**PROBLEM STATEMENT**
Could you print every record exactly as it stands?

================

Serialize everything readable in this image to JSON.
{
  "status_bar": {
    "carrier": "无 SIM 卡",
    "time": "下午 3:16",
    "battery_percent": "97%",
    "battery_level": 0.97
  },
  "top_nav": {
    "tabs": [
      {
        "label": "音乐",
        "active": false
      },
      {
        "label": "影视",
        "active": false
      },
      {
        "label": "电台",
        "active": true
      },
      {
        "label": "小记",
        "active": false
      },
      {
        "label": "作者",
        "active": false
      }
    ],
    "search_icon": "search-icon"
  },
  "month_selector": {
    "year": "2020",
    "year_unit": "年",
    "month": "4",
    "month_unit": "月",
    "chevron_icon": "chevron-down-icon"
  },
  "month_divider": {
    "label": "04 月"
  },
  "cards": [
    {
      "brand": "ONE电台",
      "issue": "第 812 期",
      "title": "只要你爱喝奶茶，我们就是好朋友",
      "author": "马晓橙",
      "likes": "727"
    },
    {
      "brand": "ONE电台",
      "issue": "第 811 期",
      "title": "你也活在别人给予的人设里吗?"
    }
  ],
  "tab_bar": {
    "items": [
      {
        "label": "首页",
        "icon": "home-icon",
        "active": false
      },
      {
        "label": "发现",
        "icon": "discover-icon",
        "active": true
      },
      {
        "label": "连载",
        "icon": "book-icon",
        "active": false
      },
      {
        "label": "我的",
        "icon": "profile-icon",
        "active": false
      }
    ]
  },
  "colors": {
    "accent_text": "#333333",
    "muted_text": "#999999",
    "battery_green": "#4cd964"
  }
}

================

**YOUR RESPONSE**
Serialize everything readable in this image to JSON.
{
  "status_bar": {
    "carrier": "无 SIM 卡",
    "time": "下午 3:16",
    "battery_percent": "97%",
    "battery_level": 0.97
  },
  "top_nav": {
    "tabs": [
      {
        "label": "音乐",
        "active": false
      },
      {
        "label": "影视",
        "active": false
      },
      {
        "label": "电台",
        "active": true
      },
      {
        "label": "小记",
        "active": false
      },
      {
        "label": "作者",
        "active": false
      }
    ],
    "search_icon": "search-icon"
  },
  "month_selector": {
    "year": "2020",
    "year_unit": "年",
    "month": "4",
    "month_unit": "月",
    "chevron_icon": "chevron-down-icon"
  },
  "month_divider": {
    "label": "04 月"
  },
  "cards": [
    {
      "brand": "ONE电台",
      "issue": "第 812 期",
      "title": "只要你爱喝奶茶，我们就是好朋友",
      "author": "马晓橙",
      "likes": "727"
    },
    {
      "brand": "ONE电台",
      "issue": "第 811 期",
      "title": "你也活在别人给予的人设里吗?"
    }
  ],
  "tab_bar": {
    "items": [
      {
        "label": "首页",
        "icon": "home-icon",
        "active": false
      },
      {
        "label": "发现",
        "icon": "discover-icon",
        "active": true
      },
      {
        "label": "连载",
        "icon": "book-icon",
        "active": false
      },
      {
        "label": "我的",
        "icon": "profile-icon",
        "active": false
      }
    ]
  },
  "colors": {
    "accent_text": "#333333",
    "muted_text": "#999999",
    "battery_green": "#4cd964"
  }
}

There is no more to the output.